- [EXERCISE GOAL]: Among the records below, which lines contain the string "笔记分类"? Report them.

(Data about app and page elements)
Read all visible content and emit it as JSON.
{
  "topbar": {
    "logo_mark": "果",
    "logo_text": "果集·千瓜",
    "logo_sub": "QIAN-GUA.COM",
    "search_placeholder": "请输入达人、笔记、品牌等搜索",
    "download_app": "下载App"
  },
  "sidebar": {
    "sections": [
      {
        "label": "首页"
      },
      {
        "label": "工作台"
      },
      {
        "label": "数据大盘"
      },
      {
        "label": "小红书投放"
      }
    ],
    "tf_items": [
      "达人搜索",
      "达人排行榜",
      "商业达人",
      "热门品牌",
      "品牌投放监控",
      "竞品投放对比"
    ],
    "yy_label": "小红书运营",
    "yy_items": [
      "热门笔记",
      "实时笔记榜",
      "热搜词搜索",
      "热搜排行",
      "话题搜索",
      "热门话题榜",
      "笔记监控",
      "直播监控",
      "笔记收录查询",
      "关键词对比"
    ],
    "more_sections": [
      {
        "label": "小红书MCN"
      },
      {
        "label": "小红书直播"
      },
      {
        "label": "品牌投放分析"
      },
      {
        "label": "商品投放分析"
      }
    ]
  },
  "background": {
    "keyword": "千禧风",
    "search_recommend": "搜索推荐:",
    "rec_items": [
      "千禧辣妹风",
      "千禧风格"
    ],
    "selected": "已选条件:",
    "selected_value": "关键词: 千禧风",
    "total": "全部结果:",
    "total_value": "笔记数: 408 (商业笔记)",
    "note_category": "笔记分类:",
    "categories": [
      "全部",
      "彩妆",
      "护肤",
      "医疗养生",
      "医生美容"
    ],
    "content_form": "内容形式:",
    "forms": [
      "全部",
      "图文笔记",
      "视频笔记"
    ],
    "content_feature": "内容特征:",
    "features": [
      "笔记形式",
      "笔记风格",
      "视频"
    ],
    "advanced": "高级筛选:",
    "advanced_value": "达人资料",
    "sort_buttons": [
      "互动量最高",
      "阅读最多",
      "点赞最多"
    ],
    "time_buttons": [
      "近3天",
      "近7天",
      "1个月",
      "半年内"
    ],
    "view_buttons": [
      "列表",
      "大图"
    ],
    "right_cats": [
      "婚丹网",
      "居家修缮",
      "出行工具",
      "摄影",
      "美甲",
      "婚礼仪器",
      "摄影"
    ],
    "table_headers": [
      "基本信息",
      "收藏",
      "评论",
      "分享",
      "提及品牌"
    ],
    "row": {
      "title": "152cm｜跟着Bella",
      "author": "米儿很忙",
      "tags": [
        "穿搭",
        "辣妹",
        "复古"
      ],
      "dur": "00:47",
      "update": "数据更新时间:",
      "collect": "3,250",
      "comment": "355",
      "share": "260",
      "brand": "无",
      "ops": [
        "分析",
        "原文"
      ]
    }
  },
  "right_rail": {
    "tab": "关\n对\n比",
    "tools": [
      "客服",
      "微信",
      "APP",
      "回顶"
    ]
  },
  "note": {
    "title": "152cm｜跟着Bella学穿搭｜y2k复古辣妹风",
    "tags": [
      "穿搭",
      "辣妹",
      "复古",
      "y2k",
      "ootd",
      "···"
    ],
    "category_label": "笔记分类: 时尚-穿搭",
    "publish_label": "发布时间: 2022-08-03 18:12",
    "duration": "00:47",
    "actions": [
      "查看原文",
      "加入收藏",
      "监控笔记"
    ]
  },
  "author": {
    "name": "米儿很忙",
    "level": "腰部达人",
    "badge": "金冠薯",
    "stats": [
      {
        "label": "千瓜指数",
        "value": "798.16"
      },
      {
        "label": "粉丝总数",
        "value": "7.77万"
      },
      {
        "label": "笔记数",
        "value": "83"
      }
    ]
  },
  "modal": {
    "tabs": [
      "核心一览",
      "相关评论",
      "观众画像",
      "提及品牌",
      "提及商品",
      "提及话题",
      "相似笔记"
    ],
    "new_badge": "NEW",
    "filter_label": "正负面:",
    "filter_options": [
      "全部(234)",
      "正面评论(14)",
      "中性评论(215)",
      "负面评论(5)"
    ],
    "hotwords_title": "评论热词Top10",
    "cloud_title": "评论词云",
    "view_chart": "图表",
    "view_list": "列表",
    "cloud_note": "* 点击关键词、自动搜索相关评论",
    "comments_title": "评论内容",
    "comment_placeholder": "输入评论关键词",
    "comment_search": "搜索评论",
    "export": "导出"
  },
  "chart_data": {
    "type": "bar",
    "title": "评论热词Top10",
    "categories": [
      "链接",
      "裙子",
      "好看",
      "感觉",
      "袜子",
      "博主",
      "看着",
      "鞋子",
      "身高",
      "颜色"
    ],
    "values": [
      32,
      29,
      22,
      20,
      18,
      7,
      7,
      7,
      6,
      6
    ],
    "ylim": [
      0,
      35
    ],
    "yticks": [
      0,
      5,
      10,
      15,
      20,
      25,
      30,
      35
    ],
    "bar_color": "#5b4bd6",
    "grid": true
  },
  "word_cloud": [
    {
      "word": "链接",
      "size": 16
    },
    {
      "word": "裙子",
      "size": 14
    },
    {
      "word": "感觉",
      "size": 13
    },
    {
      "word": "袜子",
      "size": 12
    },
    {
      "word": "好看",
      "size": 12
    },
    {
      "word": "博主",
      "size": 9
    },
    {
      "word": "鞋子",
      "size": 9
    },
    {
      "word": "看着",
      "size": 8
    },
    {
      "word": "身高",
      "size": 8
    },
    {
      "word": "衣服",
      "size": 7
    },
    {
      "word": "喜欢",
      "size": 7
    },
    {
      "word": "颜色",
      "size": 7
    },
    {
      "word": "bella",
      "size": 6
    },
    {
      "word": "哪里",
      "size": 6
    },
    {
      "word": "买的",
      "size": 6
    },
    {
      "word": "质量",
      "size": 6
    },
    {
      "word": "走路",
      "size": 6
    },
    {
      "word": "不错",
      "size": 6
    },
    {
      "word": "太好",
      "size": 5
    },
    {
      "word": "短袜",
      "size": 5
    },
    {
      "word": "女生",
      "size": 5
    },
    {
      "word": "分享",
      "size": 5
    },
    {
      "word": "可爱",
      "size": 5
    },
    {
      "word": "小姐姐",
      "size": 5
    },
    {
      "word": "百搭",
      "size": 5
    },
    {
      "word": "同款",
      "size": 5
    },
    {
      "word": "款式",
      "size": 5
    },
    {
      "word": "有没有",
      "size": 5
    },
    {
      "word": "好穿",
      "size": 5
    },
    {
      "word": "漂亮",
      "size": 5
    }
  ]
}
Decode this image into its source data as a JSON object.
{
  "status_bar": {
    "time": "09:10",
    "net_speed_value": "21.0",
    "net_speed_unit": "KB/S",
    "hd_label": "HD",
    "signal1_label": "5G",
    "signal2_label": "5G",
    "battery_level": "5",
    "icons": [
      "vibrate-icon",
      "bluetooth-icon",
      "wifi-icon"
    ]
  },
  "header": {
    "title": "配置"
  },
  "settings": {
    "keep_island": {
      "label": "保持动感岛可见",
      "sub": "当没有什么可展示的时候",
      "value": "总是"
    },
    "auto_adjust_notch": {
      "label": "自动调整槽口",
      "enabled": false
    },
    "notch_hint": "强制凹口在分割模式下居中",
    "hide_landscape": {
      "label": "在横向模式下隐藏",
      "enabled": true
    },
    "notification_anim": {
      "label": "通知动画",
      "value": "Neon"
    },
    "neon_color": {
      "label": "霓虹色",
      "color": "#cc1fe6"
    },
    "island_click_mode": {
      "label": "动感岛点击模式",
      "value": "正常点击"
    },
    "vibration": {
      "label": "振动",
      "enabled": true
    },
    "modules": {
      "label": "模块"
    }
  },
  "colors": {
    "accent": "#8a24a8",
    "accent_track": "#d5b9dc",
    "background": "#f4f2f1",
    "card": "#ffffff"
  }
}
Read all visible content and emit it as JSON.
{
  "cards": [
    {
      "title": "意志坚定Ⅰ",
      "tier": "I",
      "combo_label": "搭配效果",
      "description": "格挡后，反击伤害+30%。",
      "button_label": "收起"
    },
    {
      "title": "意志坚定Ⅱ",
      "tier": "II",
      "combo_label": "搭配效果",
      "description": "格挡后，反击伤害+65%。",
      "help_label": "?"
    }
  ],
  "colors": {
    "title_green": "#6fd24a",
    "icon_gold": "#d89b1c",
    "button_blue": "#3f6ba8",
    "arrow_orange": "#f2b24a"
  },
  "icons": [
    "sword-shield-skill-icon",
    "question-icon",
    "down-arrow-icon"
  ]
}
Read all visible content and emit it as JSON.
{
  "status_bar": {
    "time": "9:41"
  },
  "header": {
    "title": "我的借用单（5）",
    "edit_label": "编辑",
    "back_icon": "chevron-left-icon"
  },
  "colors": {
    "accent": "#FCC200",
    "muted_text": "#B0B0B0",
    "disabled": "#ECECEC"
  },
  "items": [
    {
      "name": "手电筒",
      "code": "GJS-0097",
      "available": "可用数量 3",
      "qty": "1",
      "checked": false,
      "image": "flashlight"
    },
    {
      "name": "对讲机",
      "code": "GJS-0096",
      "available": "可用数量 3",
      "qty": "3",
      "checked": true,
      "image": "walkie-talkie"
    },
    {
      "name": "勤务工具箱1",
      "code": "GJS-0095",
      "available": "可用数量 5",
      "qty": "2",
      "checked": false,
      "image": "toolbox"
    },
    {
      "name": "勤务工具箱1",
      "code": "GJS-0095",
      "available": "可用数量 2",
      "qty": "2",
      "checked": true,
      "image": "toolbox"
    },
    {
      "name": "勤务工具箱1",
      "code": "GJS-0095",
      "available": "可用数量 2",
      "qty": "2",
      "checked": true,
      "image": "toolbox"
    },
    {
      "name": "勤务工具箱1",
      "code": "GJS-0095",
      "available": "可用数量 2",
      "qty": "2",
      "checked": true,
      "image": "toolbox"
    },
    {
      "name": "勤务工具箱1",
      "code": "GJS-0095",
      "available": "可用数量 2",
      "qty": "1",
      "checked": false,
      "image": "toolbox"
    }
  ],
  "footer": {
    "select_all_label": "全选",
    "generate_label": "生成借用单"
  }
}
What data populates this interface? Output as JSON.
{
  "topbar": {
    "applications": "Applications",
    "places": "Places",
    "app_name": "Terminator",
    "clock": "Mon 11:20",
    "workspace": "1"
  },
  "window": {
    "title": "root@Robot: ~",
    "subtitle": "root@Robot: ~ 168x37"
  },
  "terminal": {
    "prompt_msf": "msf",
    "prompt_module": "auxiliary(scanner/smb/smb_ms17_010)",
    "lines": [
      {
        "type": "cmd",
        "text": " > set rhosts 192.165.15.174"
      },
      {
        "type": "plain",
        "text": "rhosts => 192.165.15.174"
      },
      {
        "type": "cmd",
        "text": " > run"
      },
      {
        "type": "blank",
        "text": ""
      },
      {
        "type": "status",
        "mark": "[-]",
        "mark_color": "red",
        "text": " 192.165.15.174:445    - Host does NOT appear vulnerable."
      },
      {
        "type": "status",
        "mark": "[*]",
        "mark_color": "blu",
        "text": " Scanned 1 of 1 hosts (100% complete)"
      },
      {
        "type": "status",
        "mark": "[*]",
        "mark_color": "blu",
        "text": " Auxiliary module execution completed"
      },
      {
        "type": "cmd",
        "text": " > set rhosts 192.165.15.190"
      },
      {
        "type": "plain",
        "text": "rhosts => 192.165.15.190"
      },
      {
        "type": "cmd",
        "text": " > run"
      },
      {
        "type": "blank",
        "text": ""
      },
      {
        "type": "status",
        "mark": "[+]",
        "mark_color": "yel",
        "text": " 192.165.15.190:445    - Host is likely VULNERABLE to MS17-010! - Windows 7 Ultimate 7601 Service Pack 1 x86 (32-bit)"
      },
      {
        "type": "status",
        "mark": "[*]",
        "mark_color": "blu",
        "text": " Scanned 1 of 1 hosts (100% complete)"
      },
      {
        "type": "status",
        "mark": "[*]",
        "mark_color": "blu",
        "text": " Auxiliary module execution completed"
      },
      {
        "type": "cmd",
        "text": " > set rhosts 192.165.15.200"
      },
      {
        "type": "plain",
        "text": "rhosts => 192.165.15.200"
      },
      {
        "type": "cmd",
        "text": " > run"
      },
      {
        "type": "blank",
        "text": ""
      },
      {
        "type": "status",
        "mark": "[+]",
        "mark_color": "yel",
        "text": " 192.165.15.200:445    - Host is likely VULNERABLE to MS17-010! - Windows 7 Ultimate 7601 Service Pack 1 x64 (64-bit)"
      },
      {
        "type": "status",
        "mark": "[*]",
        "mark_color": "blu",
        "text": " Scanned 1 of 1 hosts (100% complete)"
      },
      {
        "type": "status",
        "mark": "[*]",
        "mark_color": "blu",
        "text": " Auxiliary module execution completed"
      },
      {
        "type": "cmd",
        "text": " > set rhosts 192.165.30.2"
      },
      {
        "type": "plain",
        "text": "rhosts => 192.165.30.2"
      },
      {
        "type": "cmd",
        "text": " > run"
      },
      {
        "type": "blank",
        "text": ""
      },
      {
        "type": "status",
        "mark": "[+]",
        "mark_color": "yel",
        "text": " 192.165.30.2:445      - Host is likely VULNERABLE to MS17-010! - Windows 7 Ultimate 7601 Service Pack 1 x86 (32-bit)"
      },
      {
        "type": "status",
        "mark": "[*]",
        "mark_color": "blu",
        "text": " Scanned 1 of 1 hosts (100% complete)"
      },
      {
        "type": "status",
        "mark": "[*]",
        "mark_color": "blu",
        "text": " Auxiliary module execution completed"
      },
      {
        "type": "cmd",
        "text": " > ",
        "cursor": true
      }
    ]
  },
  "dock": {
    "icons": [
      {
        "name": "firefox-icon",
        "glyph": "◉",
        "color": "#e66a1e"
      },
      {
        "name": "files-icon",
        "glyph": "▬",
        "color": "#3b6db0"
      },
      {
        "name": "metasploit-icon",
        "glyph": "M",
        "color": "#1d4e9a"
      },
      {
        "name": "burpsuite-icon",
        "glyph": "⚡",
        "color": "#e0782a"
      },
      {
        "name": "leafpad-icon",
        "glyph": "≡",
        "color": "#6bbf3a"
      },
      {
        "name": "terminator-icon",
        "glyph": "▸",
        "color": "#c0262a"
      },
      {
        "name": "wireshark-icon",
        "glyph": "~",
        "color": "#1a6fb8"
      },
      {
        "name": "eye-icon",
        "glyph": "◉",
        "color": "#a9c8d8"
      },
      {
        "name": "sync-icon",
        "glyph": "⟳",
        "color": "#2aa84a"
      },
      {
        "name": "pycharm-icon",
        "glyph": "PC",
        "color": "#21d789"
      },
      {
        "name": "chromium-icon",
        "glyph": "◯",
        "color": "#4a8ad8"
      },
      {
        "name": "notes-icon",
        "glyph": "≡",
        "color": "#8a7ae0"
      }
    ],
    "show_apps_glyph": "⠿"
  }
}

- [REPLY TO THE EXERCISE]:
    "note_category": "笔记分类:",
    "category_label": "笔记分类: 时尚-穿搭",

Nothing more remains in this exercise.